## WHAT YOU NEED TO DO
All lines below are to be output exactly as they stand.

=== DATASET ENTRIES ===

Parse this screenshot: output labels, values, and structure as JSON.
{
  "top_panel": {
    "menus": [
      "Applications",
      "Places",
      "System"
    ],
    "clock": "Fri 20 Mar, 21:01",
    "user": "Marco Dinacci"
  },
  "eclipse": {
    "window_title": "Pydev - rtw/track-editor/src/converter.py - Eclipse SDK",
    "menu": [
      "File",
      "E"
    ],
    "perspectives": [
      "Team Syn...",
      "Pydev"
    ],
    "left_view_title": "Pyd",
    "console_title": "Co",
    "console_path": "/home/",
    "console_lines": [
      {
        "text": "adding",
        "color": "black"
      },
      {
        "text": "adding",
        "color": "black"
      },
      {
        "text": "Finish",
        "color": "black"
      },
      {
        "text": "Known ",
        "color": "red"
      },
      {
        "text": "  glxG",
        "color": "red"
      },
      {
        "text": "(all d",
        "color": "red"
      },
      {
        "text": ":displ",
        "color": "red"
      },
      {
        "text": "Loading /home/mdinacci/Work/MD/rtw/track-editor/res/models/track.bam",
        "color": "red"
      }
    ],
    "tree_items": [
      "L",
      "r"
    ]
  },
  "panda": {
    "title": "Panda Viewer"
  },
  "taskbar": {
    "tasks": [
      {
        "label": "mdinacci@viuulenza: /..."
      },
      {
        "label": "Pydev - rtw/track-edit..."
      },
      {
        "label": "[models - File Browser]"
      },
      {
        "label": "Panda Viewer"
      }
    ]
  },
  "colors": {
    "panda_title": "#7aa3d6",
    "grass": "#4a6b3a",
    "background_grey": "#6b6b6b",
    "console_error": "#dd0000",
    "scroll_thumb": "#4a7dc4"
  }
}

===

## EXERCISE SOLUTION
Parse this screenshot: output labels, values, and structure as JSON.
{
  "top_panel": {
    "menus": [
      "Applications",
      "Places",
      "System"
    ],
    "clock": "Fri 20 Mar, 21:01",
    "user": "Marco Dinacci"
  },
  "eclipse": {
    "window_title": "Pydev - rtw/track-editor/src/converter.py - Eclipse SDK",
    "menu": [
      "File",
      "E"
    ],
    "perspectives": [
      "Team Syn...",
      "Pydev"
    ],
    "left_view_title": "Pyd",
    "console_title": "Co",
    "console_path": "/home/",
    "console_lines": [
      {
        "text": "adding",
        "color": "black"
      },
      {
        "text": "adding",
        "color": "black"
      },
      {
        "text": "Finish",
        "color": "black"
      },
      {
        "text": "Known ",
        "color": "red"
      },
      {
        "text": "  glxG",
        "color": "red"
      },
      {
        "text": "(all d",
        "color": "red"
      },
      {
        "text": ":displ",
        "color": "red"
      },
      {
        "text": "Loading /home/mdinacci/Work/MD/rtw/track-editor/res/models/track.bam",
        "color": "red"
      }
    ],
    "tree_items": [
      "L",
      "r"
    ]
  },
  "panda": {
    "title": "Panda Viewer"
  },
  "taskbar": {
    "tasks": [
      {
        "label": "mdinacci@viuulenza: /..."
      },
      {
        "label": "Pydev - rtw/track-edit..."
      },
      {
        "label": "[models - File Browser]"
      },
      {
        "label": "Panda Viewer"
      }
    ]
  },
  "colors": {
    "panda_title": "#7aa3d6",
    "grass": "#4a6b3a",
    "background_grey": "#6b6b6b",
    "console_error": "#dd0000",
    "scroll_thumb": "#4a7dc4"
  }
}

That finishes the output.